    You’d think Digg would be a bit more responsible with how their bury feature is being used. But that’s progress for you.

  14. I don’t understand – there is no “uid” tag in the bury block. How did you cross reference users against buries?

  15. Oddly the list shows me burying stories that I actually dugg. That’s impossible to do. But neat list anyway. Good work!

  16. “But it is a group in that it is a group of people that act in a similarly ignorant way. So while they may not be working together, they have similar habits, i.e. it is more than one person, with similar habits of burying content they simply don’t agree with, not matter how important or relevant it might be.”
    you seem to have an opinion (calling them ignorant) about a group of people you don’t know, that are acting in their own individual ways. just b/c you don’t agree with their independent, but similar habits, that makes them ignorant to who? you? seems that this is what digg was supposed to be…people making independent judgements, posting of opinions, you just don’t happent to like the opinion.
    instead of standing in the middle asserting your opinion is superior, less ignorant than the rest, and you know what should be important and relevant, why not find another social network?

  17. I’ve suspected it for a long time, and the common biases are clear to people who have the ability to synthesize abstract information. Now, you’ve come along and put actual numbers to the intuition. Congratulations on a great effort and let’s see if digg can actually respond in any meaningful way.
    (my prediction: they will have to hire moderators or forever be taken over by the “mob” you’ve described)

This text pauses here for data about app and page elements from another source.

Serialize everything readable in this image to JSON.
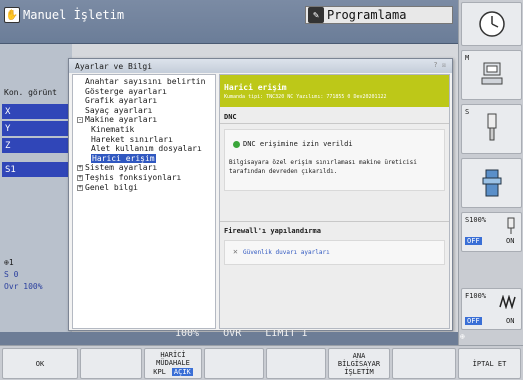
{
  "header": {
    "mode_manual": "Manuel İşletim",
    "mode_programming": "Programlama"
  },
  "left_panel": {
    "label": "Kon. görünt",
    "axes": [
      "X",
      "Y",
      "Z",
      "S1"
    ],
    "feed_label": "1",
    "s_label": "S 0",
    "override_label": "Ovr 100%"
  },
  "dialog": {
    "title": "Ayarlar ve Bilgi",
    "tree": [
      {
        "label": "Anahtar sayısını belirtin",
        "level": 1,
        "expander": ""
      },
      {
        "label": "Gösterge ayarları",
        "level": 1,
        "expander": ""
      },
      {
        "label": "Grafik ayarları",
        "level": 1,
        "expander": ""
      },
      {
        "label": "Sayaç ayarları",
        "level": 1,
        "expander": ""
      },
      {
        "label": "Makine ayarları",
        "level": 0,
        "expander": "-"
      },
      {
        "label": "Kinematik",
        "level": 2,
        "expander": ""
      },
      {
        "label": "Hareket sınırları",
        "level": 2,
        "expander": ""
      },
      {
        "label": "Alet kullanım dosyaları",
        "level": 2,
        "expander": ""
      },
      {
        "label": "Harici erişim",
        "level": 2,
        "expander": "",
        "selected": true
      },
      {
        "label": "Sistem ayarları",
        "level": 0,
        "expander": "+"
      },
      {
        "label": "Teşhis fonksiyonları",
        "level": 0,
        "expander": "+"
      },
      {
        "label": "Genel bilgi",
        "level": 0,
        "expander": "+"
      }
    ],
    "content": {
      "header_title": "Harici erişim",
      "header_meta": "Kumanda tipi: TNC320       NC Yazılımı: 771855 0 Dev20201122",
      "dnc_heading": "DNC",
      "dnc_status": "DNC erişimine izin verildi",
      "dnc_note": "Bilgisayara özel erişim sınırlaması makine üreticisi tarafından devreden çıkarıldı.",
      "firewall_heading": "Firewall'ı yapılandırma",
      "firewall_link": "Güvenlik duvarı ayarları"
    }
  },
  "bottom_strip": {
    "text": "100%    OVR    LIMIT 1"
  },
  "right_softkeys": {
    "s100_label": "S100%",
    "f100_label": "F100%",
    "off_label": "OFF",
    "on_label": "ON",
    "m_label": "M",
    "s_label": "S"
  },
  "softkeys": {
    "ok": "OK",
    "external_line1": "HARİCİ",
    "external_line2": "MÜDAHALE",
    "kpl": "KPL",
    "acik": "AÇIK",
    "host_line1": "ANA",
    "host_line2": "BİLGİSAYAR",
    "host_line3": "İŞLETİM",
    "cancel": "İPTAL ET"
  },
  "colors": {
    "header_green": "#bdc818",
    "axis_blue": "#3046b8",
    "status_green": "#3aa63a"
  }
}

  18. Interesting read, I’m not a keen Dig reader but I could see that there are those who would try and exploit the system with such a big user base.
    Xro – Perhaps they will impose limits on how often you can bury stories? From their view I’m sure moderators sounds expensive ;)

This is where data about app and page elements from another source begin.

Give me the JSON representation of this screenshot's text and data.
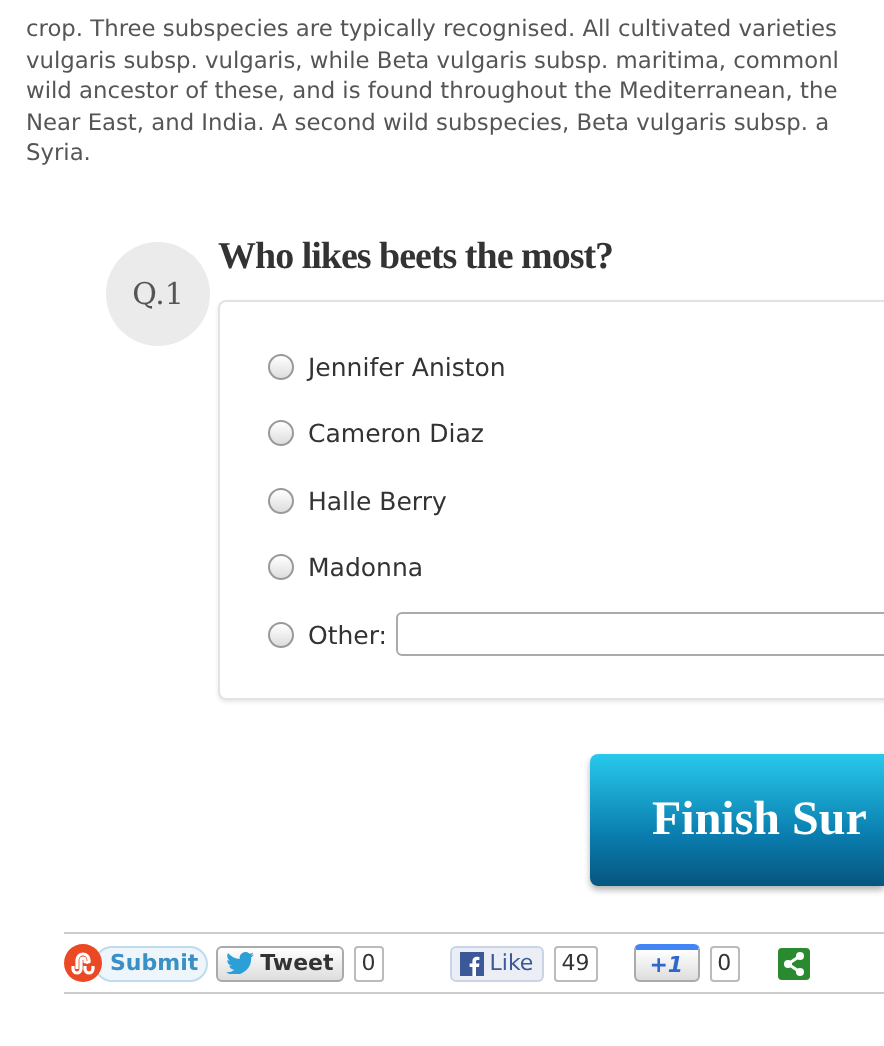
{
  "article": {
    "lines": [
      "crop. Three subspecies are typically recognised. All cultivated varieties",
      "vulgaris subsp. vulgaris, while Beta vulgaris subsp. maritima, commonl",
      "wild ancestor of these, and is found throughout the Mediterranean, the",
      "Near East, and India. A second wild subspecies, Beta vulgaris subsp. a",
      "Syria."
    ]
  },
  "question": {
    "number": "Q.1",
    "title": "Who likes beets the most?",
    "options": [
      {
        "kind": "radio",
        "label": "Jennifer Aniston",
        "selected": false
      },
      {
        "kind": "radio",
        "label": "Cameron Diaz",
        "selected": false
      },
      {
        "kind": "radio",
        "label": "Halle Berry",
        "selected": false
      },
      {
        "kind": "radio",
        "label": "Madonna",
        "selected": false
      },
      {
        "kind": "other",
        "label": "Other:",
        "selected": false
      }
    ]
  },
  "finish_button": {
    "label": "Finish Sur"
  },
  "share_bar": [
    {
      "kind": "stumble",
      "label": "Submit"
    },
    {
      "kind": "tweet",
      "label": "Tweet",
      "count": "0"
    },
    {
      "kind": "like",
      "label": "Like",
      "count": "49"
    },
    {
      "kind": "plusone",
      "label": "+1",
      "count": "0"
    },
    {
      "kind": "share"
    }
  ]
}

  19. Its called voting as a block, and I’m not convinced there is anything wrong with it. Every group on digg with an axe to grind does it, it comes as no surprise. In fact, by publicizing it, you’re encouraging more people to participate instead of acting as individuals, they maximize their impact by teaming up.

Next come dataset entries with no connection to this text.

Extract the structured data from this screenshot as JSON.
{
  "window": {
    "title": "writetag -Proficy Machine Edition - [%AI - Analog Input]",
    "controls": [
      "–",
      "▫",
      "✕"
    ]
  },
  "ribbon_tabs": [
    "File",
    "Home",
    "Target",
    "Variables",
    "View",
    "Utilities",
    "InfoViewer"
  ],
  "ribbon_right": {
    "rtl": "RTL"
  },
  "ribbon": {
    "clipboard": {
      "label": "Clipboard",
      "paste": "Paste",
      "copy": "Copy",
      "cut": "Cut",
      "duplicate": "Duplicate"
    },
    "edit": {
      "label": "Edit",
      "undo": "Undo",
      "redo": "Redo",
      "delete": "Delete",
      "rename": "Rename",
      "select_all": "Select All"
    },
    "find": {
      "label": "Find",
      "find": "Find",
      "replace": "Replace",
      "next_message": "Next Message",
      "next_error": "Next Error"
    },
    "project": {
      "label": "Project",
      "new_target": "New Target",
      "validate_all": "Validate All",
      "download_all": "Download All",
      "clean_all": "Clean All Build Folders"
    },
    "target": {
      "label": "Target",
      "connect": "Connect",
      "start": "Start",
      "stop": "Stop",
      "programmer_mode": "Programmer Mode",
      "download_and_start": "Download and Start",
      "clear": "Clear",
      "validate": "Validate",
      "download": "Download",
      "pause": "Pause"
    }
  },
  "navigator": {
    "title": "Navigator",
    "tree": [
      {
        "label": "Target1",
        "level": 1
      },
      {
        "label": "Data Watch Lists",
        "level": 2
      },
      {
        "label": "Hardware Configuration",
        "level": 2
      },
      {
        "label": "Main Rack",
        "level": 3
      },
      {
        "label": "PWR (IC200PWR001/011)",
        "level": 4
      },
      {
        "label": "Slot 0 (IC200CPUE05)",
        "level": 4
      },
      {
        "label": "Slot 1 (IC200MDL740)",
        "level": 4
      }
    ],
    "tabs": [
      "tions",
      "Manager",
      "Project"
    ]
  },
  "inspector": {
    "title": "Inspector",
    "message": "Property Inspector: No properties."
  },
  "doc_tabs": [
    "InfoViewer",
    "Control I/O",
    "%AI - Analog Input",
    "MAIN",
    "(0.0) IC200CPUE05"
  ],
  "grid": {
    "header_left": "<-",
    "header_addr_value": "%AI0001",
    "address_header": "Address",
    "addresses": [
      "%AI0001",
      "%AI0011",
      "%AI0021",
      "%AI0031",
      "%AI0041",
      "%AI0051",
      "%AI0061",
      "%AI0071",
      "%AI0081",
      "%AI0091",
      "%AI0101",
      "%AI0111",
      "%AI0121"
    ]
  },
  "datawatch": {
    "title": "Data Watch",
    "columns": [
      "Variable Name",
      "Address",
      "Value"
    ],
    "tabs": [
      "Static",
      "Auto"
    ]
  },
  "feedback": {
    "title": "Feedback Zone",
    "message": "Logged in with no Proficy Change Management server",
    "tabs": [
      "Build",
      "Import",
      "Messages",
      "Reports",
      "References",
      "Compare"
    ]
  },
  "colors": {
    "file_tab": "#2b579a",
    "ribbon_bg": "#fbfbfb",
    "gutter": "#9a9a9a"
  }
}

  20. I show up as a frequent burier, but I am certainly not trying to game the system.
    I bury people who submit post after post to 1 and only 1 site, almost always their
    own blog. It is easy to verify by looking at their profile and seeing that they only
    submit or digg articles on 1 and only 1 site. I consider this spam and bury accordingly.
    This is especially annoying when 1 user submits 10-20 posts to their own site in a matter
    of as many minutes – I think you’ll agree that this happens quite often, and I don’t think
    there’s any other name for it but spam. Burying is an important function, it is not always
    “censorship” of views one disagrees with. There’s inhibition as well as excitation among neurons. Sure it can be abused, but burying on digg is probably mostly legitimate.

  21. You aren’t seeing a Bury Brigade. You’re just seeing the natural evolution of any “web 2.0″ community.
    Digg has no way for a user to say “not one of the things here interests me”. If I don’t find anything I like on Digg, I just leave; I don’t go through and Bury every single item on the site. So the people who like what’s on the front page Digg that stuff and Bury other stuff, and the people who don’t like it leave, and eventually you have a large contingent of people who all think the same way. Bam, it’s a Bury Brigade! Only not, really, because it’s just that the community has chased off anyone who disagrees with it. In a majority-rules system, the Majority does indeed Rule.